CISAC - Publications Page
This book discusses issues in large-scale systems in the United States and around the world. The authors examine the challenges of education, energy, healthcare, national security, and urban resilience. The book covers challenges in education including America's use of educational funds, standardized testing, and the use of classroom technology. On the topic of energy, this book examines debates on climate, the current and future developments of the nuclear power industry, the benefits and cost decline of natural gases, and the promise of renewable energy.

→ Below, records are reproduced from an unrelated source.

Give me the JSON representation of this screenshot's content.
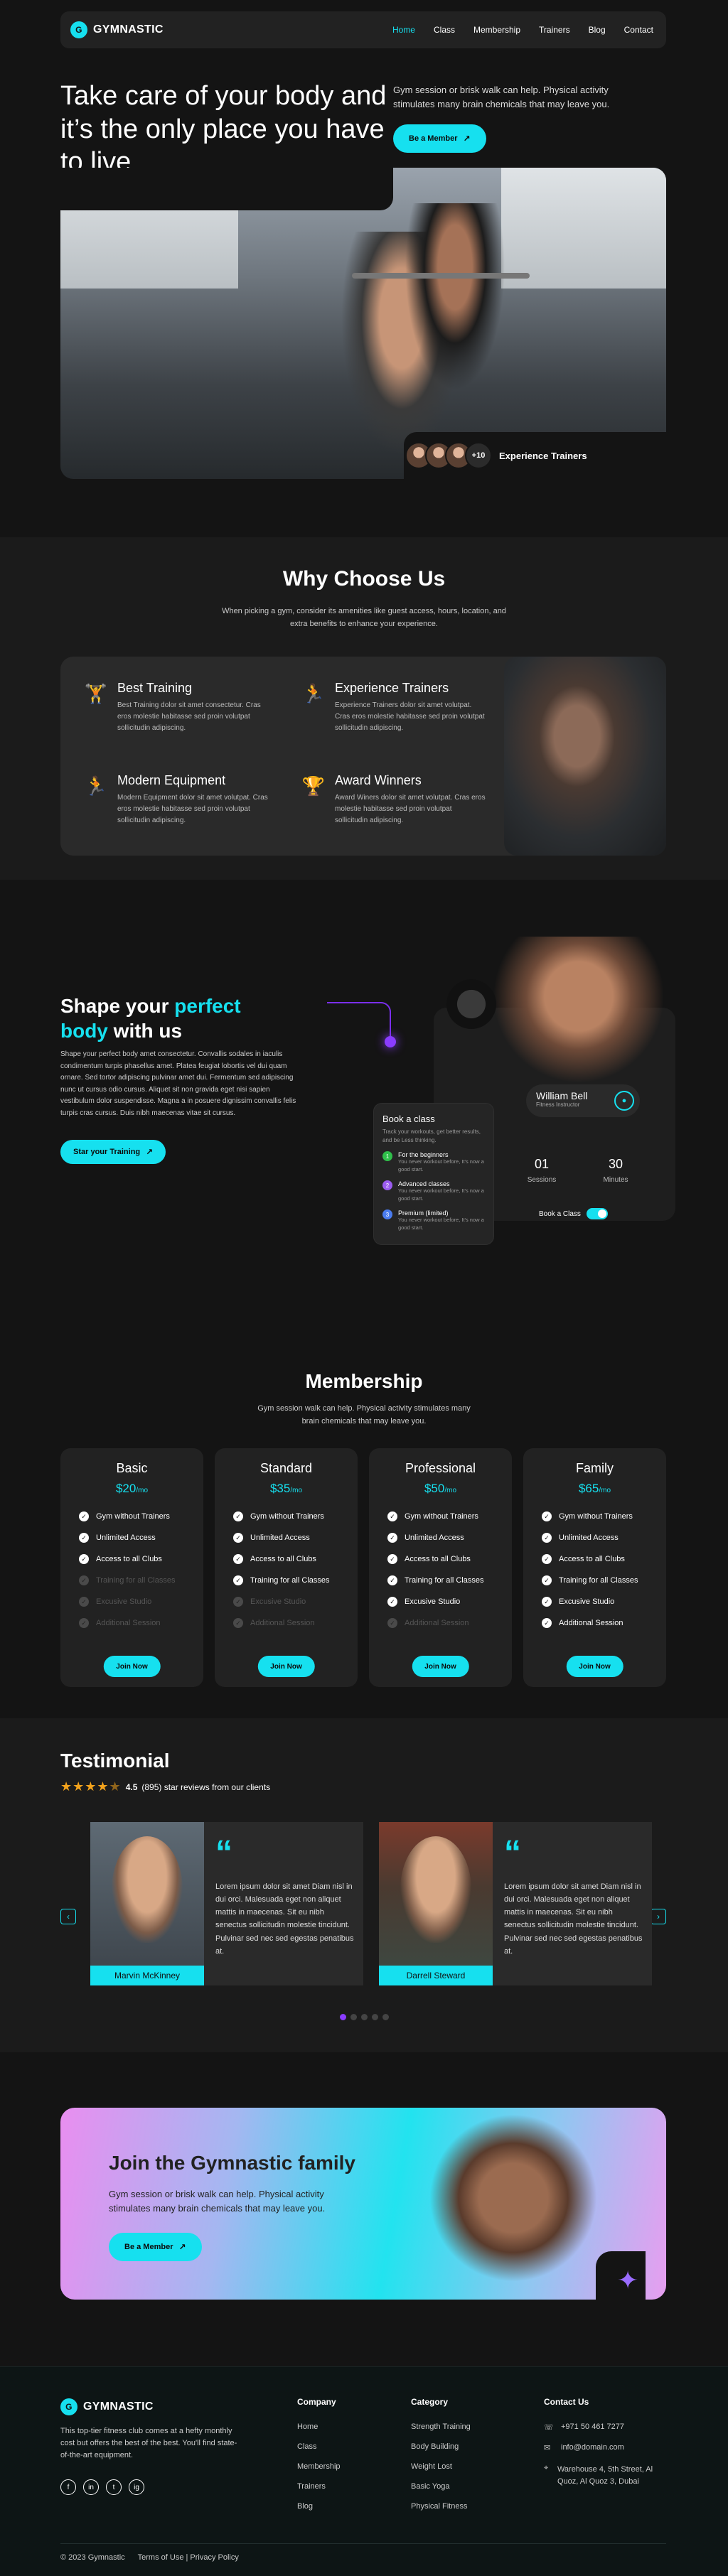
{
  "brand": {
    "name": "GYMNASTIC",
    "mark": "G"
  },
  "colors": {
    "accent": "#16e0ef",
    "purple": "#8a3cff",
    "bg": "#141414"
  },
  "nav": {
    "items": [
      {
        "label": "Home",
        "active": true
      },
      {
        "label": "Class"
      },
      {
        "label": "Membership"
      },
      {
        "label": "Trainers"
      },
      {
        "label": "Blog"
      },
      {
        "label": "Contact"
      }
    ]
  },
  "hero": {
    "title": "Take care of your body and it’s the only place you have to live",
    "subtitle": "Gym session or brisk walk can help. Physical activity stimulates many brain chemicals that may leave you.",
    "cta": "Be a Member",
    "trainers_more": "+10",
    "trainers_label": "Experience Trainers"
  },
  "why": {
    "title": "Why Choose Us",
    "subtitle": "When picking a gym, consider its amenities like guest access, hours, location, and extra benefits to enhance your experience.",
    "features": [
      {
        "icon": "dumbbell-icon",
        "title": "Best Training",
        "text": "Best Training dolor sit amet consectetur. Cras eros molestie habitasse sed proin volutpat sollicitudin adipiscing."
      },
      {
        "icon": "treadmill-icon",
        "title": "Experience Trainers",
        "text": "Experience Trainers dolor sit amet volutpat. Cras eros molestie habitasse sed proin volutpat sollicitudin adipiscing."
      },
      {
        "icon": "treadmill-icon",
        "title": "Modern Equipment",
        "text": "Modern Equipment dolor sit amet volutpat. Cras eros molestie habitasse sed proin volutpat sollicitudin adipiscing."
      },
      {
        "icon": "trophy-icon",
        "title": "Award Winners",
        "text": "Award Winers dolor sit amet volutpat. Cras eros molestie habitasse sed proin volutpat sollicitudin adipiscing."
      }
    ]
  },
  "shape": {
    "title_part1": "Shape your ",
    "title_highlight1": "perfect",
    "title_highlight2": "body",
    "title_part2": " with us",
    "body": "Shape your perfect body amet consectetur. Convallis sodales in iaculis condimentum turpis phasellus amet. Platea feugiat lobortis vel dui quam ornare. Sed tortor adipiscing pulvinar amet dui. Fermentum sed adipiscing nunc ut cursus odio cursus. Aliquet sit non gravida eget nisi sapien vestibulum dolor suspendisse. Magna a in posuere dignissim convallis felis turpis cras cursus. Duis nibh maecenas vitae sit cursus.",
    "cta": "Star your Training",
    "trainer_name": "William Bell",
    "trainer_role": "Fitness Instructor",
    "stats": [
      {
        "value": "01",
        "label": "Sessions"
      },
      {
        "value": "30",
        "label": "Minutes"
      }
    ],
    "toggle_label": "Book a Class",
    "book": {
      "title": "Book a class",
      "subtitle": "Track your workouts, get better results, and be Less thinking.",
      "items": [
        {
          "n": "1",
          "color": "#2fbf4a",
          "title": "For the beginners",
          "desc": "You never workout before, It's now a good start."
        },
        {
          "n": "2",
          "color": "#9b5cf0",
          "title": "Advanced classes",
          "desc": "You never workout before, It's now a good start."
        },
        {
          "n": "3",
          "color": "#4a7cf0",
          "title": "Premium (limited)",
          "desc": "You never workout before, It's now a good start."
        }
      ]
    }
  },
  "membership": {
    "title": "Membership",
    "subtitle": "Gym session walk can help. Physical activity stimulates many brain chemicals that may leave you.",
    "per": "/mo",
    "join_label": "Join Now",
    "plans": [
      {
        "name": "Basic",
        "price": "$20",
        "features": [
          {
            "t": "Gym without Trainers",
            "on": true
          },
          {
            "t": "Unlimited Access",
            "on": true
          },
          {
            "t": "Access to all Clubs",
            "on": true
          },
          {
            "t": "Training for all Classes",
            "on": false
          },
          {
            "t": "Excusive Studio",
            "on": false
          },
          {
            "t": "Additional Session",
            "on": false
          }
        ]
      },
      {
        "name": "Standard",
        "price": "$35",
        "features": [
          {
            "t": "Gym without Trainers",
            "on": true
          },
          {
            "t": "Unlimited Access",
            "on": true
          },
          {
            "t": "Access to all Clubs",
            "on": true
          },
          {
            "t": "Training for all Classes",
            "on": true
          },
          {
            "t": "Excusive Studio",
            "on": false
          },
          {
            "t": "Additional Session",
            "on": false
          }
        ]
      },
      {
        "name": "Professional",
        "price": "$50",
        "features": [
          {
            "t": "Gym without Trainers",
            "on": true
          },
          {
            "t": "Unlimited Access",
            "on": true
          },
          {
            "t": "Access to all Clubs",
            "on": true
          },
          {
            "t": "Training for all Classes",
            "on": true
          },
          {
            "t": "Excusive Studio",
            "on": true
          },
          {
            "t": "Additional Session",
            "on": false
          }
        ]
      },
      {
        "name": "Family",
        "price": "$65",
        "features": [
          {
            "t": "Gym without Trainers",
            "on": true
          },
          {
            "t": "Unlimited Access",
            "on": true
          },
          {
            "t": "Access to all Clubs",
            "on": true
          },
          {
            "t": "Training for all Classes",
            "on": true
          },
          {
            "t": "Excusive Studio",
            "on": true
          },
          {
            "t": "Additional Session",
            "on": true
          }
        ]
      }
    ]
  },
  "testimonial": {
    "title": "Testimonial",
    "rating_value": "4.5",
    "rating_rest": "(895) star reviews from our clients",
    "stars": "★★★★",
    "half_star": "★",
    "quote_mark": "“",
    "cards": [
      {
        "name": "Marvin McKinney",
        "text": "Lorem ipsum dolor sit amet Diam nisl in dui orci. Malesuada eget non aliquet mattis in maecenas. Sit eu nibh senectus sollicitudin molestie tincidunt. Pulvinar sed nec sed egestas penatibus at."
      },
      {
        "name": "Darrell Steward",
        "text": "Lorem ipsum dolor sit amet Diam nisl in dui orci. Malesuada eget non aliquet mattis in maecenas. Sit eu nibh senectus sollicitudin molestie tincidunt. Pulvinar sed nec sed egestas penatibus at."
      }
    ],
    "prev": "‹",
    "next": "›"
  },
  "join": {
    "title": "Join the Gymnastic family",
    "subtitle": "Gym session or brisk walk can help. Physical activity stimulates many brain chemicals that may leave you.",
    "cta": "Be a Member"
  },
  "footer": {
    "desc": "This top-tier fitness club comes at a hefty monthly cost but offers the best of the best. You'll find state-of-the-art equipment.",
    "social": [
      "f",
      "in",
      "t",
      "ig"
    ],
    "company": {
      "title": "Company",
      "items": [
        "Home",
        "Class",
        "Membership",
        "Trainers",
        "Blog"
      ]
    },
    "category": {
      "title": "Category",
      "items": [
        "Strength Training",
        "Body Building",
        "Weight Lost",
        "Basic Yoga",
        "Physical Fitness"
      ]
    },
    "contact": {
      "title": "Contact Us",
      "phone": "+971 50 461 7277",
      "email": "info@domain.com",
      "address": "Warehouse 4, 5th Street, Al Quoz, Al Quoz 3, Dubai"
    },
    "copyright": "© 2023 Gymnastic",
    "links": "Terms of Use | Privacy Policy"
  }
}
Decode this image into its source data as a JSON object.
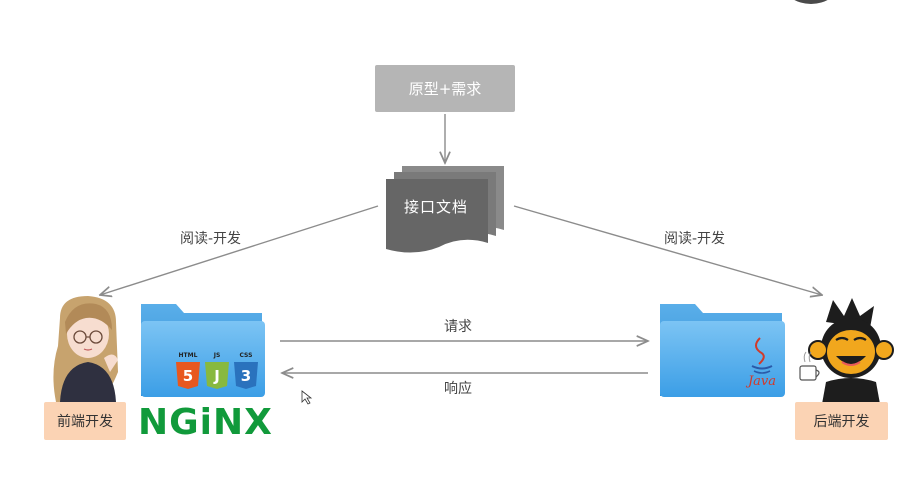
{
  "nodes": {
    "prototype": "原型+需求",
    "interface_doc": "接口文档",
    "frontend": "前端开发",
    "backend": "后端开发"
  },
  "edges": {
    "read_dev_left": "阅读-开发",
    "read_dev_right": "阅读-开发",
    "request": "请求",
    "response": "响应"
  },
  "logos": {
    "nginx": "NGiNX",
    "html": "HTML",
    "js": "JS",
    "css": "CSS",
    "java": "Java"
  },
  "colors": {
    "arrow": "#8c8c8c",
    "doc_fill": "#6b6b6b",
    "proto_fill": "#b5b5b5",
    "folder_blue": "#5ab0ec",
    "badge": "#fbd3b4",
    "nginx_green": "#119a3b"
  },
  "icons": [
    "girl-avatar-icon",
    "monkey-avatar-icon",
    "html5-icon",
    "js-icon",
    "css3-icon",
    "java-icon",
    "folder-icon",
    "document-stack-icon"
  ]
}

Every day, security engineers cope with a flow of cyber security incidents. While most incidents trigger routine reactions, others require orders of magnitude more effort to investigate and resolve. How security operation teams in organizations should tune their response to tame extreme events remains unclear. Analyzing the statistical properties of sixty thousand security events collected over six years at a large organization, we find that the distribution of costs induced by security incidents is in general highly skewed, following a power law tail distribution.
Despite significant interest in cybersecurity, data on cyber security incidents remains scarce. On April 16, 2015, the US Department of Energy released data on 1,131 cybersecurity incidents through a Freedom of Information Act Request. While only containing the date, location, and type of incident, several interesting insights can be kneaded from the data. In this paper, we analyze the DOE security incident data and perform a statistical analysis on the rate of incidents.
Organizations often record cybersecurity incidents to track employee workload, satisfy auditors, fulfil reporting requirements, or to analyze cyber risk. While security incident databases are often neglected, they contain invaluable information that can be leveraged to assess the threats, vulnerabilities, and impacts of cyber attacks, providing a detailed view of cyber risk in an organization. This paper emphasizes what data is useful for a risk assessments and how data should be recorded.
Currently, significant uncertainty surrounds cyber security investments. Chief Information Security Officers do not have an effective framework to compare investments into various security safeguards, such as encryption technology, data loss prevention (DLP), or two-factor authentication. Further, there are not clear methods to assess the risk reduction associated with security investments, thus leaving organizations prone to purchasing ineffective products from security vendors.
Organizations routinely face risk trade-offs. Broadly modeling a system can act as decision support in the face of significant uncertainty about an organizations threats, vulnerabilities, and defenses. This paper gives an example of a policy brief discussing the security of different security configurations for laptops at a large organization.
Finding the best national strategy to prevent or delay a country from acquiring nuclear weapons continues to be a critical issue for U.S. policy makers. In this paper, we build on previous work to develop a model that addresses this question. This model identifies the strategy that minimizes the disutility of the overall cost of the strategy and the cost of the consequences resulting from the strategy. We illustrate the insights that the model provides with a case study of Iran's nuclear weapons program.